## Activity
Scan the data below and pick out the lines containing the word "JSON".

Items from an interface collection
▽

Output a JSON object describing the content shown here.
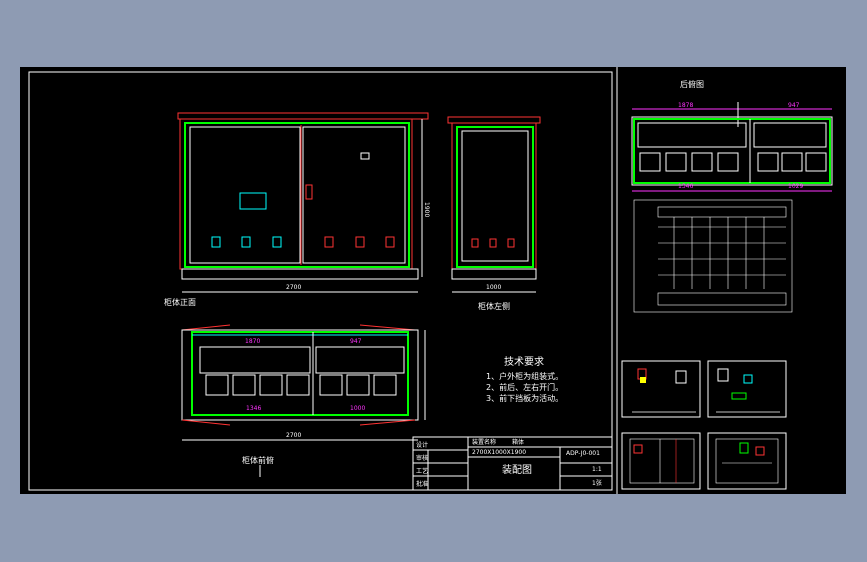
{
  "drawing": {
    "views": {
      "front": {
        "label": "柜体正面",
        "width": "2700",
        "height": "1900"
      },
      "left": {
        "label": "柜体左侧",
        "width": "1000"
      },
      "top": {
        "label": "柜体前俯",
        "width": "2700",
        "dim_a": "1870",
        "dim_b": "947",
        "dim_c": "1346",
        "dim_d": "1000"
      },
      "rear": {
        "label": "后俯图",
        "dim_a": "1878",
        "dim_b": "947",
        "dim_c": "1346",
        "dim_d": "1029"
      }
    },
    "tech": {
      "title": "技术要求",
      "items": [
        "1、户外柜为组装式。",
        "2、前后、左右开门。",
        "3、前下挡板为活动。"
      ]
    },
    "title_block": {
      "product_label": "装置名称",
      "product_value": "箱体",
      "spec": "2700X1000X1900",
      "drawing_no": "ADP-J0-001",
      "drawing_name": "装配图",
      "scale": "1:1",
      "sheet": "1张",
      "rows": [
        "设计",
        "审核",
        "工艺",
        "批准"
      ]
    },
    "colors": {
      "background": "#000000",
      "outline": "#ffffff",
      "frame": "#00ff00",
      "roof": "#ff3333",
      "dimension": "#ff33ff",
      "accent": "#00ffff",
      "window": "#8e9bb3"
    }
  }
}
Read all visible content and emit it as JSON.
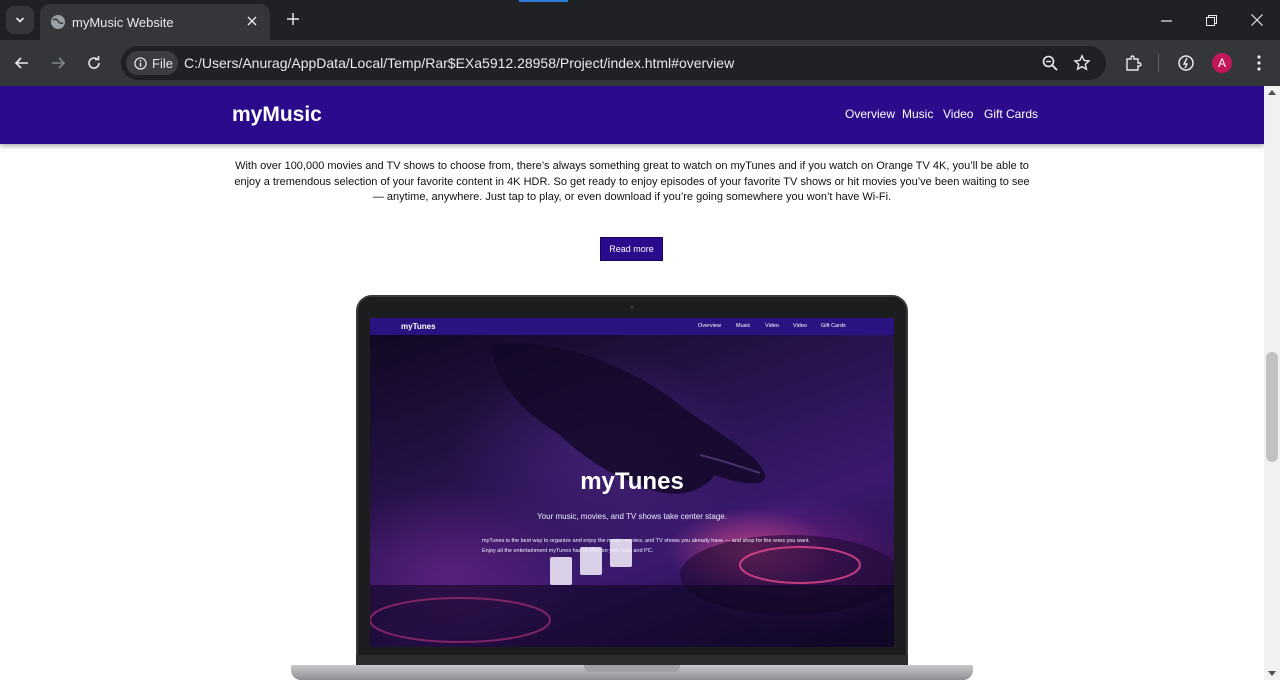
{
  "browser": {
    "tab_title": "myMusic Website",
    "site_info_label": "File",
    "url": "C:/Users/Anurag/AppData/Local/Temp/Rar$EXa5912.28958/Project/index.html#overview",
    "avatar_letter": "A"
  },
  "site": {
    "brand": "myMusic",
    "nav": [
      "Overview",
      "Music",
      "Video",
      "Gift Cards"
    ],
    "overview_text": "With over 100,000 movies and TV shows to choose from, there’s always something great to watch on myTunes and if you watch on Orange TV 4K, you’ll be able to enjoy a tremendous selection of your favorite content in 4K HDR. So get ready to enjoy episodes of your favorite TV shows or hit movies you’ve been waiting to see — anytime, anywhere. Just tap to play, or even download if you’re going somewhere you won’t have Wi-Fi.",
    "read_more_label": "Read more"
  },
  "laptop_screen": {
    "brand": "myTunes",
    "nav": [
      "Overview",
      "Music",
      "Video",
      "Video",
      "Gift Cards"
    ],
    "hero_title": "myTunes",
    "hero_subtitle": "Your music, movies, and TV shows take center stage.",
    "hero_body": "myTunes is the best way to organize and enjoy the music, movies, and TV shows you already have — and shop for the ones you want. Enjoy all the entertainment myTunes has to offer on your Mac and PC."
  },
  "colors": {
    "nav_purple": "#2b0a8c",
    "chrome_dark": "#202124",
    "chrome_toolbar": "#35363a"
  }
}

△
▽

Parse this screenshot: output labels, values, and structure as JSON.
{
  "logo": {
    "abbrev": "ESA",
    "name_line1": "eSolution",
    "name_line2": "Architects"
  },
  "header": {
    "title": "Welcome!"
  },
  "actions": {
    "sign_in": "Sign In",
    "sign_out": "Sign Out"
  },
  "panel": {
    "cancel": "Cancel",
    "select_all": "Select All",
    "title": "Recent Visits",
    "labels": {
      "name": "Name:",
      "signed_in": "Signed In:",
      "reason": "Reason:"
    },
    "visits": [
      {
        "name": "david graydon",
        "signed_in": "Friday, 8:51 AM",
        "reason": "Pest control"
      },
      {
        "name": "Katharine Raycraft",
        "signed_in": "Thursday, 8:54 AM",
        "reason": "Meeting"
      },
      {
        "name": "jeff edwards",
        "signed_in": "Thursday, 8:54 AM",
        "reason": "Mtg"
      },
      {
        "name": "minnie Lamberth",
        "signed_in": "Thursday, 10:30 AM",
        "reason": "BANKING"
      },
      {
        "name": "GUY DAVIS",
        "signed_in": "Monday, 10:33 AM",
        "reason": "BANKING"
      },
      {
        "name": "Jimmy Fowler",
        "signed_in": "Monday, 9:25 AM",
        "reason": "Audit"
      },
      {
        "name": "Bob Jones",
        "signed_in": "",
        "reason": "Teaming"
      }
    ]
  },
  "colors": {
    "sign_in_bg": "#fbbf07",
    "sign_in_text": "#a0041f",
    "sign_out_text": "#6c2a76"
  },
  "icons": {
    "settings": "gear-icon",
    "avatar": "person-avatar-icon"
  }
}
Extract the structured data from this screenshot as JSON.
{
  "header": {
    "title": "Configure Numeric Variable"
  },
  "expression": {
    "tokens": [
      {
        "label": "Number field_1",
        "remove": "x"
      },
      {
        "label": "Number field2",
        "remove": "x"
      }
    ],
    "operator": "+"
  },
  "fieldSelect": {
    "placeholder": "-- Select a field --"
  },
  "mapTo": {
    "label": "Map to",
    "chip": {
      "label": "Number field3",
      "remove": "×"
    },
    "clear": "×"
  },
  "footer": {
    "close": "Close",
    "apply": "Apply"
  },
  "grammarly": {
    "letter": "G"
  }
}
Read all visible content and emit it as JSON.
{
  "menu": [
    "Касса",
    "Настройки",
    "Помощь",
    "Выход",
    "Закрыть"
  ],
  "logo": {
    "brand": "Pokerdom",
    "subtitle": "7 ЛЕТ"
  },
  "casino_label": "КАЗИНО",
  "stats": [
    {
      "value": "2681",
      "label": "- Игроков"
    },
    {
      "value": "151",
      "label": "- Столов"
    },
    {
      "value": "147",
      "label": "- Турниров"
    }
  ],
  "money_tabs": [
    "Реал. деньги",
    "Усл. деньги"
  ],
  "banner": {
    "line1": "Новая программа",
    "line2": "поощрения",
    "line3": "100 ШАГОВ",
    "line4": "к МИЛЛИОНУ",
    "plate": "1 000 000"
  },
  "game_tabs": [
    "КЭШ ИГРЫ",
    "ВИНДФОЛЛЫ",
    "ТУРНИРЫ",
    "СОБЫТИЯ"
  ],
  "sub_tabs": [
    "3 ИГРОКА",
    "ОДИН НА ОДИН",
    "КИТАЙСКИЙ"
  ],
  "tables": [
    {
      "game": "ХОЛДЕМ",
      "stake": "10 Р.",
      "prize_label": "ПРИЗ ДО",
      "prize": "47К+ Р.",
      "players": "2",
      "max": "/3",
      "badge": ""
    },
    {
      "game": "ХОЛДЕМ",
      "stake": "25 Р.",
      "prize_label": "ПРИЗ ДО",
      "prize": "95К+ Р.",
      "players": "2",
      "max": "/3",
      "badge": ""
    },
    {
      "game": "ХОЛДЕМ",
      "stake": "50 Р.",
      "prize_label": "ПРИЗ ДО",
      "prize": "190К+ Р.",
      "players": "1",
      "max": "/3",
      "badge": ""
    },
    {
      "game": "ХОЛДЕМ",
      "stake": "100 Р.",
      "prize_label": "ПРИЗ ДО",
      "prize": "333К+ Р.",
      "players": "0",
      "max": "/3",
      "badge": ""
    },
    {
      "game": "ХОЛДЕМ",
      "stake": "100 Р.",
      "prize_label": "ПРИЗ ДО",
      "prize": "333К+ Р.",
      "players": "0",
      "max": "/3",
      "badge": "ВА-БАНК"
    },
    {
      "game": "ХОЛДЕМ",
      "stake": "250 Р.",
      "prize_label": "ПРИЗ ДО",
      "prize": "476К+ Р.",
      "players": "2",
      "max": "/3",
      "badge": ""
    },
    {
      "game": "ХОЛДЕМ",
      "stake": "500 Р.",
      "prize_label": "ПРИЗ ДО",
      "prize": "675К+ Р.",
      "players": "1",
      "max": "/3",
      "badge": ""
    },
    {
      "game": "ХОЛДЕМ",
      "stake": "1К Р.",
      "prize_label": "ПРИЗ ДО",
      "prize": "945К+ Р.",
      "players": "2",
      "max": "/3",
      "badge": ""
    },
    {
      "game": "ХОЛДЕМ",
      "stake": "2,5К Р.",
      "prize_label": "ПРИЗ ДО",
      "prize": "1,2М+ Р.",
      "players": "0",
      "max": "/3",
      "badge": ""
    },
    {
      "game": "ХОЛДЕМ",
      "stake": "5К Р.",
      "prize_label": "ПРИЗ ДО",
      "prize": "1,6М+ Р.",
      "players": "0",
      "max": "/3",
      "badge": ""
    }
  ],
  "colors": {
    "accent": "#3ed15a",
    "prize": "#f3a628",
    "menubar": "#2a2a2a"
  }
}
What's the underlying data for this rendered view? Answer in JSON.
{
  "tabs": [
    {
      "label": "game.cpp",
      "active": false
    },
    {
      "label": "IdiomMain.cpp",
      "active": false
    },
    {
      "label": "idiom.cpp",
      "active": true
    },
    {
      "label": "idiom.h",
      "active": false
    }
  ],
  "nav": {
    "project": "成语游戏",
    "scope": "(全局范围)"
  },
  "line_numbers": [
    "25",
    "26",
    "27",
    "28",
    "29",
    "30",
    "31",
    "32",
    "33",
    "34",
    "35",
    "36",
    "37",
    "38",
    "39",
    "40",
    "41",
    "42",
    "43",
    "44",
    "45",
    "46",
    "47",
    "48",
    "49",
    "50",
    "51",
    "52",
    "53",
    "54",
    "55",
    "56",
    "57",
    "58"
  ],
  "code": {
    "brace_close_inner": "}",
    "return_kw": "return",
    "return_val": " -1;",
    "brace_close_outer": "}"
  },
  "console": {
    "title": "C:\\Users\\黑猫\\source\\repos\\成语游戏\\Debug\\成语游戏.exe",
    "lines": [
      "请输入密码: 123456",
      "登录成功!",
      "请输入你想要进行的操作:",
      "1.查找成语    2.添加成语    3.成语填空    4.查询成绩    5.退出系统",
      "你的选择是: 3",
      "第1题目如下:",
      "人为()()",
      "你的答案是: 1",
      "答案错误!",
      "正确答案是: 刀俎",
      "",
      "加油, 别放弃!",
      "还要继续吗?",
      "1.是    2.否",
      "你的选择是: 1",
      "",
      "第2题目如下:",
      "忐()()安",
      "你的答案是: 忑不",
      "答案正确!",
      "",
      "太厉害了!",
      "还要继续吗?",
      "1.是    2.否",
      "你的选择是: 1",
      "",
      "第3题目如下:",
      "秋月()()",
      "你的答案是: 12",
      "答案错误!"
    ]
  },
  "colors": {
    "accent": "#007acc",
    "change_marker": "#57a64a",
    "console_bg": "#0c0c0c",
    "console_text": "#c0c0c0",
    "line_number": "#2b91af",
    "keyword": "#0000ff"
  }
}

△

## Answer for the task
Output a JSON object describing the content shown here.
Read all visible content and emit it as JSON.
Parse this screenshot: output labels, values, and structure as JSON.
Extract the structured data from this screenshot as JSON.
Read all visible content and emit it as JSON.
What's the underlying data for this rendered view? Answer in JSON.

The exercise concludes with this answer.